- About this exercise -
Using the data below, show every line where the word "that" occurs.

══ Data shown

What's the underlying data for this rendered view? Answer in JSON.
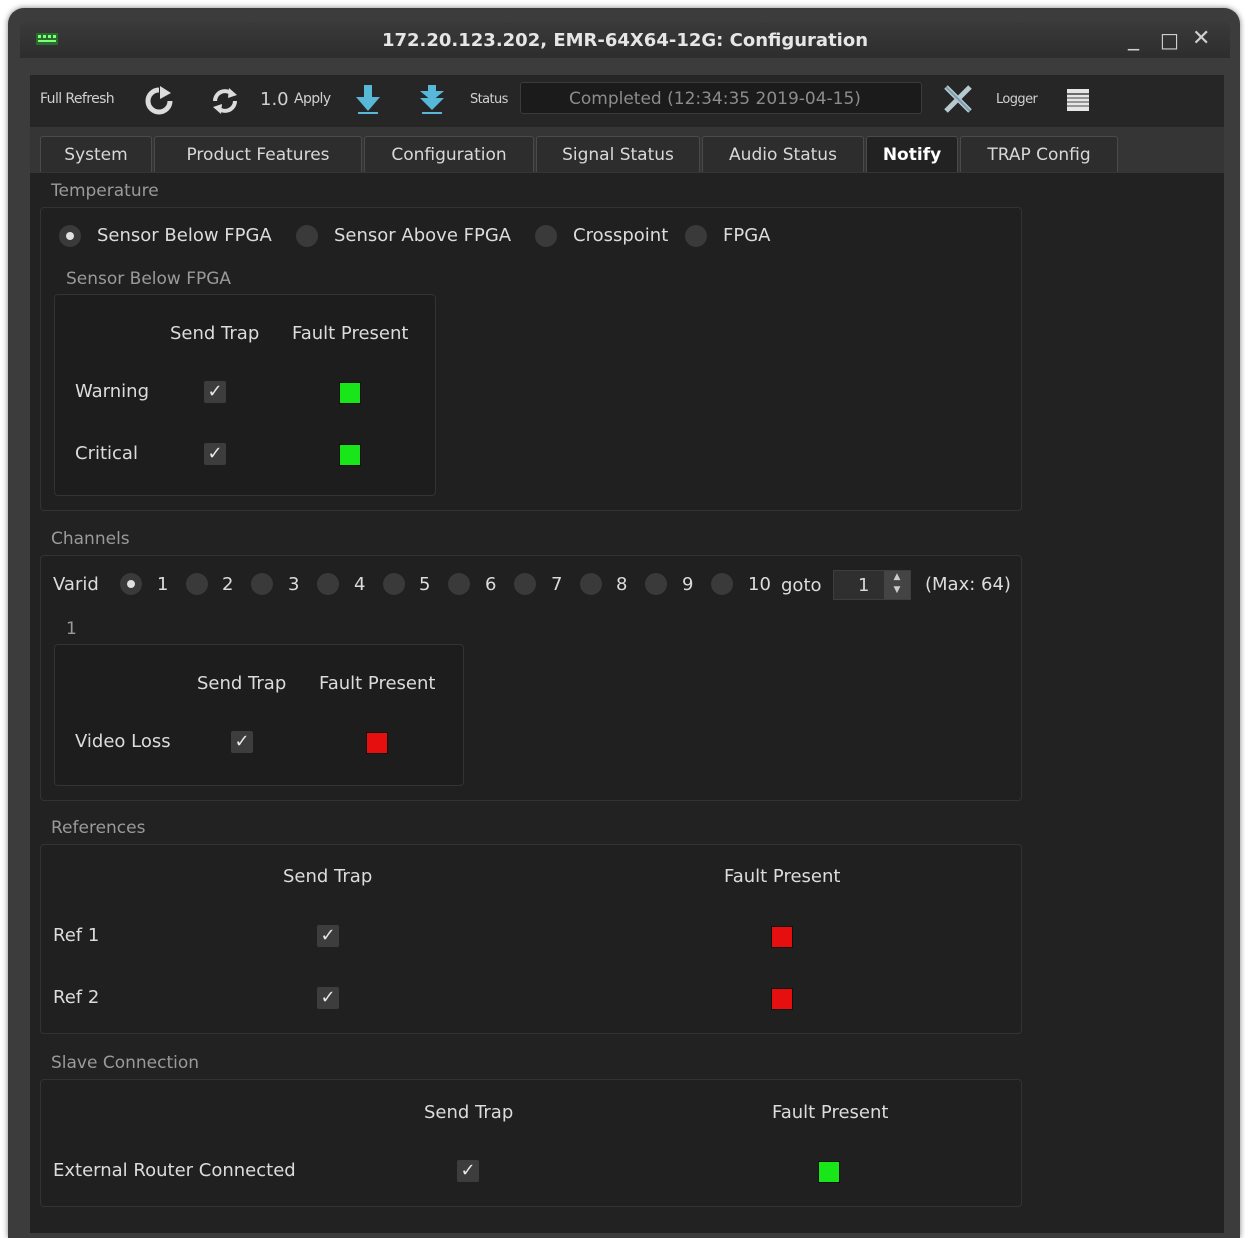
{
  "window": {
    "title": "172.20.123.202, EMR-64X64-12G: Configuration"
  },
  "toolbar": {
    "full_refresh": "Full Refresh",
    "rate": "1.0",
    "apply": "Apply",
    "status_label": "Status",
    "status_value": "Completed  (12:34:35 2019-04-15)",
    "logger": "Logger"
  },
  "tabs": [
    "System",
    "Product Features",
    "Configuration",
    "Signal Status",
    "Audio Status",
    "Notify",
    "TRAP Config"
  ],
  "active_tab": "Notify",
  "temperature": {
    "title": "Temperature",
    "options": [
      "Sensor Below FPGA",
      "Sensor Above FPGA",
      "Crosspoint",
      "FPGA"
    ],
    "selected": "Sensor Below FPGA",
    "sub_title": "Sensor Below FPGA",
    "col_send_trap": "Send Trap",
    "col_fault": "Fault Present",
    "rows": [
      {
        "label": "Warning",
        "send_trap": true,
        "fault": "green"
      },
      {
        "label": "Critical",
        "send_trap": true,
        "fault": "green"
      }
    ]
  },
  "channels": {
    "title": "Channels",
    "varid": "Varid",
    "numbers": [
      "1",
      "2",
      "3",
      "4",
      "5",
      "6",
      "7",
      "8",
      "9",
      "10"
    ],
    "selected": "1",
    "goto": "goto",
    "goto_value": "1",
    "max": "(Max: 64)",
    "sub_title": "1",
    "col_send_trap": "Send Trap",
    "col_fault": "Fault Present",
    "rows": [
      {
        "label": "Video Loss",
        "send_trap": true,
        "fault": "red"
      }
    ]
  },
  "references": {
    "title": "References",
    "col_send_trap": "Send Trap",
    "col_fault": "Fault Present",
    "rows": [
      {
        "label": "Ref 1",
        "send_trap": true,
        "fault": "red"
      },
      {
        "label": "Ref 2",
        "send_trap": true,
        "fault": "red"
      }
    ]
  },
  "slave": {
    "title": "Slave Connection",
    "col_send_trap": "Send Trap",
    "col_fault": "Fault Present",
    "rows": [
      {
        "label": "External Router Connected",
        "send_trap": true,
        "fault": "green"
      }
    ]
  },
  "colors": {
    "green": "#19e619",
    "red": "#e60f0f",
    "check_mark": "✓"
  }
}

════
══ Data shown

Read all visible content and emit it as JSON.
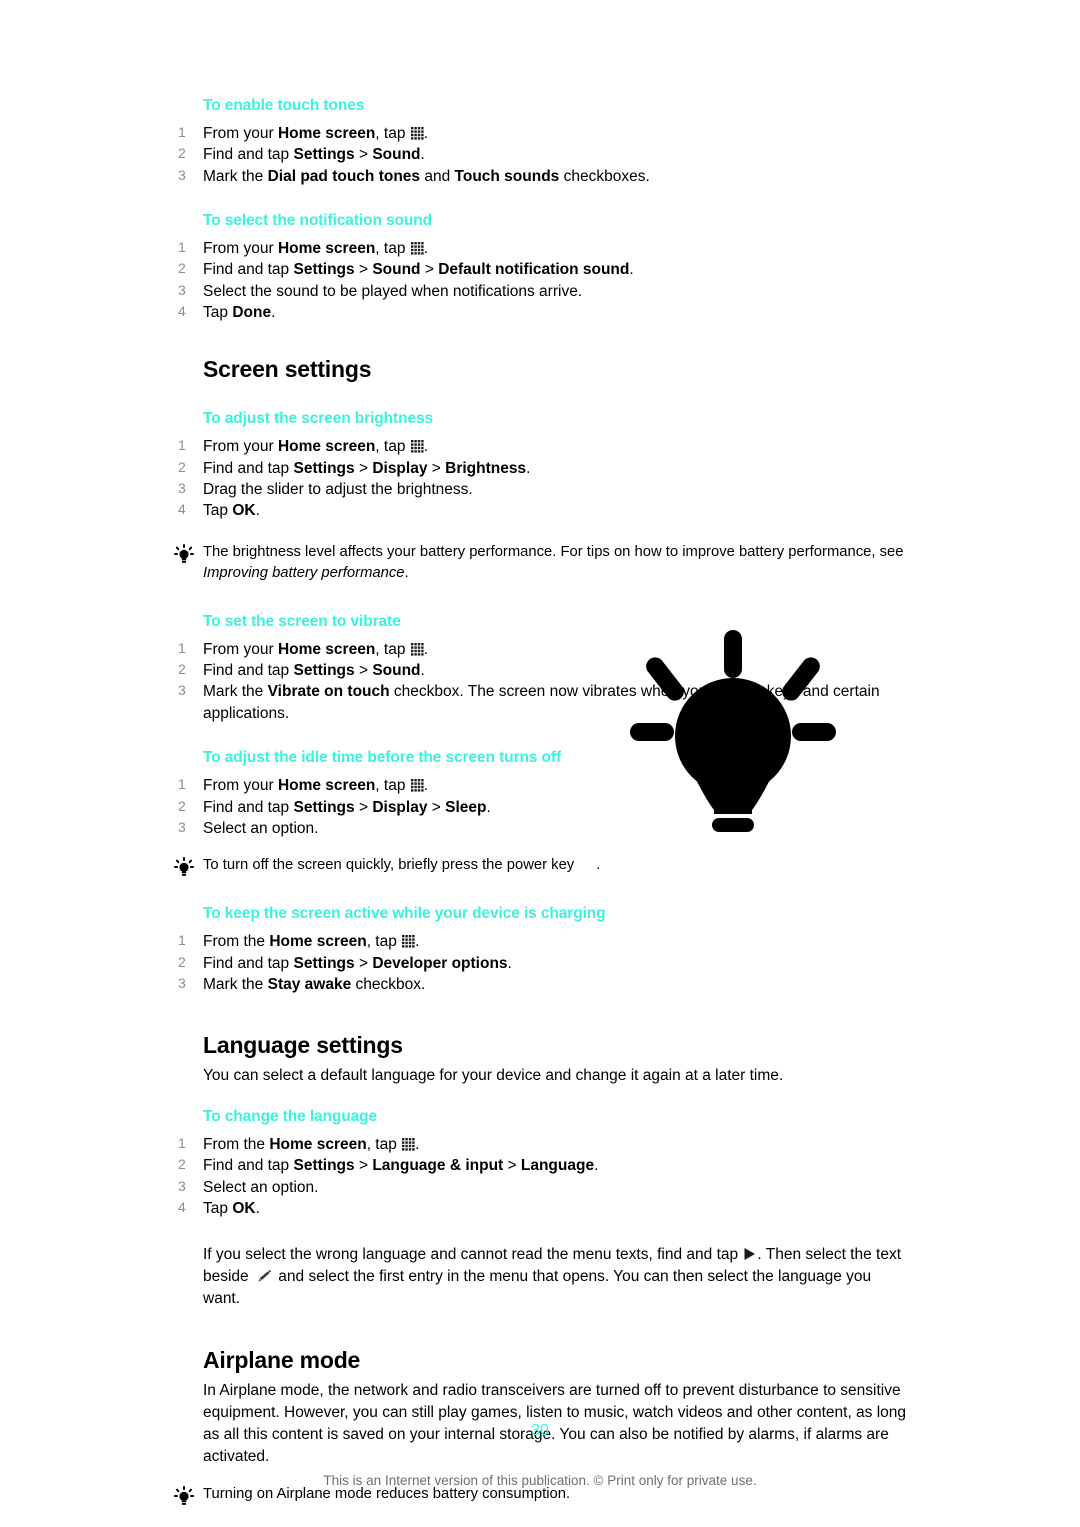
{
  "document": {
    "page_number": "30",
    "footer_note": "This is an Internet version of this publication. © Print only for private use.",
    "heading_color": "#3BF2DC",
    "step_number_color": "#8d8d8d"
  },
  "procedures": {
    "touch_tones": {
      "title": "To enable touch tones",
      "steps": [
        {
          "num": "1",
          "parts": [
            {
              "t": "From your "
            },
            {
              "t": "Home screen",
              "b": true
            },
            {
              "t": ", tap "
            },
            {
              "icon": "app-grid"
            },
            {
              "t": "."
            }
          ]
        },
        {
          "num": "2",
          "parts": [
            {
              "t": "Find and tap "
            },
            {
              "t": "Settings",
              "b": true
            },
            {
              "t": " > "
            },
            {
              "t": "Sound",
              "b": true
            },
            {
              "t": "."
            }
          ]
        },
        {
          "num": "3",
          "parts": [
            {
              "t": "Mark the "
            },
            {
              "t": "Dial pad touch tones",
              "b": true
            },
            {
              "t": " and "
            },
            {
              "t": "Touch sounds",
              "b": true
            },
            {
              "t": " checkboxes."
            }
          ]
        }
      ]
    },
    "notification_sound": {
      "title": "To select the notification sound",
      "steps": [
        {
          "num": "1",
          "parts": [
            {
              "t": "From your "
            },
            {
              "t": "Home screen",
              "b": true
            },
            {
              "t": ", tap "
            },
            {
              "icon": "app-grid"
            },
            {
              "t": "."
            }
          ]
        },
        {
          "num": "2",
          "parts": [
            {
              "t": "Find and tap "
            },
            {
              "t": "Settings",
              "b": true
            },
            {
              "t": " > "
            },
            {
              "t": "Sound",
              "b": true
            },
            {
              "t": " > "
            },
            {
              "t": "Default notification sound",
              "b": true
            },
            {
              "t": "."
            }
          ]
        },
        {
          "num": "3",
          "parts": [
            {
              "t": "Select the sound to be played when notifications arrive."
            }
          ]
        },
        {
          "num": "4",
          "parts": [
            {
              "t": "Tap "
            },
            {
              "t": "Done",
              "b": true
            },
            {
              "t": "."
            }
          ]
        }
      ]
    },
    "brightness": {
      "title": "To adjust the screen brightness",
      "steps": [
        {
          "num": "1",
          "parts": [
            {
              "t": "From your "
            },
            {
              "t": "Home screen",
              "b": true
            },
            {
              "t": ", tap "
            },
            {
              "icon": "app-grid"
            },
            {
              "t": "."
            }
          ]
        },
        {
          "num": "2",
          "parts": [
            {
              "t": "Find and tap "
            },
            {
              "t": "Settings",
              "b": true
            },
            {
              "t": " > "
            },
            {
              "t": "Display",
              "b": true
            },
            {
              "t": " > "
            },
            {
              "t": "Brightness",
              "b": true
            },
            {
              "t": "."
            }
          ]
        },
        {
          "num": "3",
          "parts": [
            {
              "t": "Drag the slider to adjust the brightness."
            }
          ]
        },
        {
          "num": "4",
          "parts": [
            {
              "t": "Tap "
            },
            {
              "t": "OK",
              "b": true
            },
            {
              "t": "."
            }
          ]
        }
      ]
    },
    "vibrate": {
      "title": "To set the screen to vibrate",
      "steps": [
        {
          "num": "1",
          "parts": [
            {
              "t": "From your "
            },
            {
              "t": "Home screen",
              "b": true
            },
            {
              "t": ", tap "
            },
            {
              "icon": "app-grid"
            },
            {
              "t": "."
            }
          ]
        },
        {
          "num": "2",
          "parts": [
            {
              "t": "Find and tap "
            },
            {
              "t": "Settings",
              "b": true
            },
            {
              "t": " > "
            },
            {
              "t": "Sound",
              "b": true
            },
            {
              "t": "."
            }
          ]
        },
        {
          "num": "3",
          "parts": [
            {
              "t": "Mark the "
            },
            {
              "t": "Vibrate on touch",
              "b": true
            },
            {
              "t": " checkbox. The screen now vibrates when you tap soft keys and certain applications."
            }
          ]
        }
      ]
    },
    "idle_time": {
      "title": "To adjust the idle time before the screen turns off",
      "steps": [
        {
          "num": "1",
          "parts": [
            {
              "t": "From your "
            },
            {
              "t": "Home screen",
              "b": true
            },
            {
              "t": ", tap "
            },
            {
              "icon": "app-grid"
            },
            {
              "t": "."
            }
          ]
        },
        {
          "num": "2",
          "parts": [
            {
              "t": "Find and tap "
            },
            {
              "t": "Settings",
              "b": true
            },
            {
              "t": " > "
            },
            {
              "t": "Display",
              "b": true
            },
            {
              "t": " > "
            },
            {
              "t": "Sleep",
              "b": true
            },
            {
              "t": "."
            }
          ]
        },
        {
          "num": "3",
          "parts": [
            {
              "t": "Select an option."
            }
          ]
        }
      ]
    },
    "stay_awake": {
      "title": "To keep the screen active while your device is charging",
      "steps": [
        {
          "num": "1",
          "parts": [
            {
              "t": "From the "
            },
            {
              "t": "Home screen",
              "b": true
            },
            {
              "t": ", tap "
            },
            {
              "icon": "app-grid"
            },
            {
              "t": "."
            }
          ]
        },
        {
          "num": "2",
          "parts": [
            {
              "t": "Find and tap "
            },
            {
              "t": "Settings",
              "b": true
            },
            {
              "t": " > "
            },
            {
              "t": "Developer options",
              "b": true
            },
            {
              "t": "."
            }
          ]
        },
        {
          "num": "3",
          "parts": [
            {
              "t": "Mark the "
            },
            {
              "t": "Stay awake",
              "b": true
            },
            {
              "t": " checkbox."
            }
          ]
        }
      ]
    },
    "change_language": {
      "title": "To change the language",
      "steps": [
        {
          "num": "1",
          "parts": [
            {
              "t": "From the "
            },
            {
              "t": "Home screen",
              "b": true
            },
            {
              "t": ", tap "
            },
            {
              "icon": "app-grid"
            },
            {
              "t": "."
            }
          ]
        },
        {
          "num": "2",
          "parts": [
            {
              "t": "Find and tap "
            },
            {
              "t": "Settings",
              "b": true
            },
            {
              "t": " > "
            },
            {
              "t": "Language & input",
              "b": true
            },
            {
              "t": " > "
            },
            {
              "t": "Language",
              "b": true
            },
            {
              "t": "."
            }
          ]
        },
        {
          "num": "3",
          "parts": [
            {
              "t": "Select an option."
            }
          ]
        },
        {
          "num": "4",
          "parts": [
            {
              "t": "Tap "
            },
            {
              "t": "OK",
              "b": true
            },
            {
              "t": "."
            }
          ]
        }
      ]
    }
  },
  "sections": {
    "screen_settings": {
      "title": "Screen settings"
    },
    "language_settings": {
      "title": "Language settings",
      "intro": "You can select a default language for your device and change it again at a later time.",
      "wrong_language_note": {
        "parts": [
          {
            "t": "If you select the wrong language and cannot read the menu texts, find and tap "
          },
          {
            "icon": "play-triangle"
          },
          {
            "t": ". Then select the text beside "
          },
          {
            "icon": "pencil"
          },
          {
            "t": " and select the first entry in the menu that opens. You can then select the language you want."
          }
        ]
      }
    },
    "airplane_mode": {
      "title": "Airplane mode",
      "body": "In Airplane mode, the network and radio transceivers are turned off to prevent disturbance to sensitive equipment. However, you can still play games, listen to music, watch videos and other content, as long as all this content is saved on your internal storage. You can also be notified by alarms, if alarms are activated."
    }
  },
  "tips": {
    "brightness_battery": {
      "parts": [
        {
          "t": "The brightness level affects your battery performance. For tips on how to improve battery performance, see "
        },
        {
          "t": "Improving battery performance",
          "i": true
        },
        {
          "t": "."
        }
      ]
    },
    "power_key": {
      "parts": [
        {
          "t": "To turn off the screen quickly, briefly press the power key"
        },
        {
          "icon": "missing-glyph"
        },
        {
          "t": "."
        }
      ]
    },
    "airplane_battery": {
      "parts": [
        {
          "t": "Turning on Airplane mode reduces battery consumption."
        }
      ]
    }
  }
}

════
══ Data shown

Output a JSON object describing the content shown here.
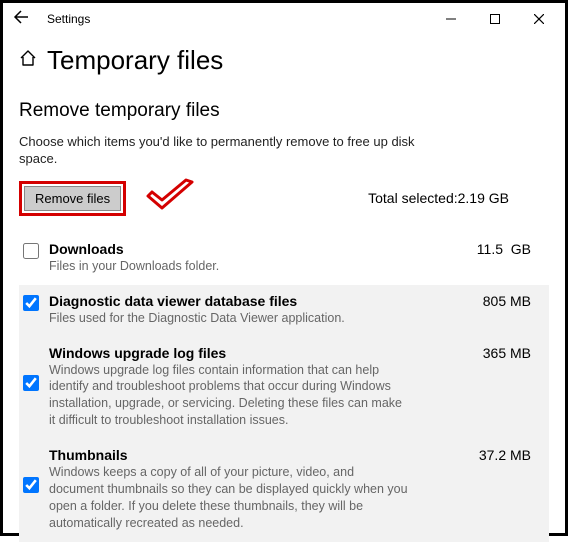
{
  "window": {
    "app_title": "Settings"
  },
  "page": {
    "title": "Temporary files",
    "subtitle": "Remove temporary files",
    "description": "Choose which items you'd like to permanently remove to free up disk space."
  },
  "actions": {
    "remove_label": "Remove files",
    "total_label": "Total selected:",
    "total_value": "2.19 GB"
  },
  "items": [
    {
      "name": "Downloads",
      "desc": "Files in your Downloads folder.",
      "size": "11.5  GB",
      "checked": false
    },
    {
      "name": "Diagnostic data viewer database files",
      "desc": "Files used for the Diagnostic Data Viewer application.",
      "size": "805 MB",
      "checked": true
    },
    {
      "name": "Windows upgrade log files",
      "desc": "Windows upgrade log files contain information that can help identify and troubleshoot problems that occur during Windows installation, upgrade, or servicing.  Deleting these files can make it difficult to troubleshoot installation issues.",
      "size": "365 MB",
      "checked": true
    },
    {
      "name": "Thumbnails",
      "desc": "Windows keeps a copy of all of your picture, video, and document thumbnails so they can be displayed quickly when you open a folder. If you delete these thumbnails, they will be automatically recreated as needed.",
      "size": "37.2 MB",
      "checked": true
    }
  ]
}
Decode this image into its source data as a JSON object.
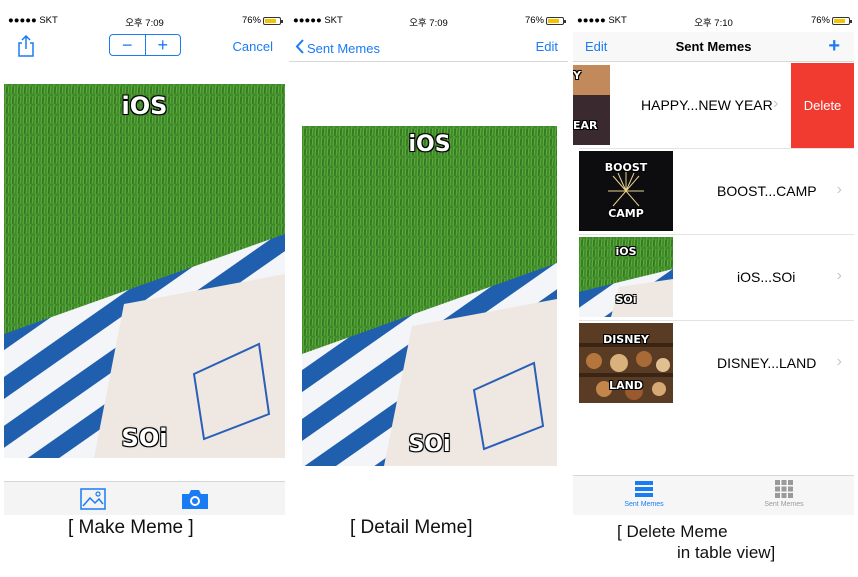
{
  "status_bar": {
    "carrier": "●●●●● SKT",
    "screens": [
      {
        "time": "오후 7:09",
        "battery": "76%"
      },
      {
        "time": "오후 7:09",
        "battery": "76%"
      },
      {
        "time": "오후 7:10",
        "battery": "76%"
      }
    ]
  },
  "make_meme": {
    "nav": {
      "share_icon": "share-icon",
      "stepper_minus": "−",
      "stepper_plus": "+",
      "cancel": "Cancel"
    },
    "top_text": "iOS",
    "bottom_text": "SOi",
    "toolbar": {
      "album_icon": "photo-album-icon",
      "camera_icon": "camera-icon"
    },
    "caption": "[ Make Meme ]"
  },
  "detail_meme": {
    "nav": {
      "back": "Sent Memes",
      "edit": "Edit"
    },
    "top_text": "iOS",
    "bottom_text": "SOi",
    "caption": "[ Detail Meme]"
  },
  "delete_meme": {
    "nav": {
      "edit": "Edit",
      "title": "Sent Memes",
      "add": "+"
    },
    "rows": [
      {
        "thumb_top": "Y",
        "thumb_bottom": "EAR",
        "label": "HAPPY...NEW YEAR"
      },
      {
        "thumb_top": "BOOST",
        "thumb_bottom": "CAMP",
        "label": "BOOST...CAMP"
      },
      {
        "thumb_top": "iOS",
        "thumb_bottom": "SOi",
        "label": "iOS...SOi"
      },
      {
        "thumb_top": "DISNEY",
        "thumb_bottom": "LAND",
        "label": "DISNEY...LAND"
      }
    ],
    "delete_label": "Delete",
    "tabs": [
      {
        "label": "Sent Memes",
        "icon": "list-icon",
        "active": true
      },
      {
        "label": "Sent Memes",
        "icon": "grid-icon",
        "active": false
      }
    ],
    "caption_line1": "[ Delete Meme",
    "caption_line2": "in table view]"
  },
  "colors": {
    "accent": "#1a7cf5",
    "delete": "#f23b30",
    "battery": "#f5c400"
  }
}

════

- Expected answer -
            "t": " and select the first entry in the menu that opens. You can then select the language you want."
      "desc": "Windows upgrade log files contain information that can help identify and troubleshoot problems that occur during Windows installation, upgrade, or servicing.  Deleting these files can make it difficult to troubleshoot installation issues.",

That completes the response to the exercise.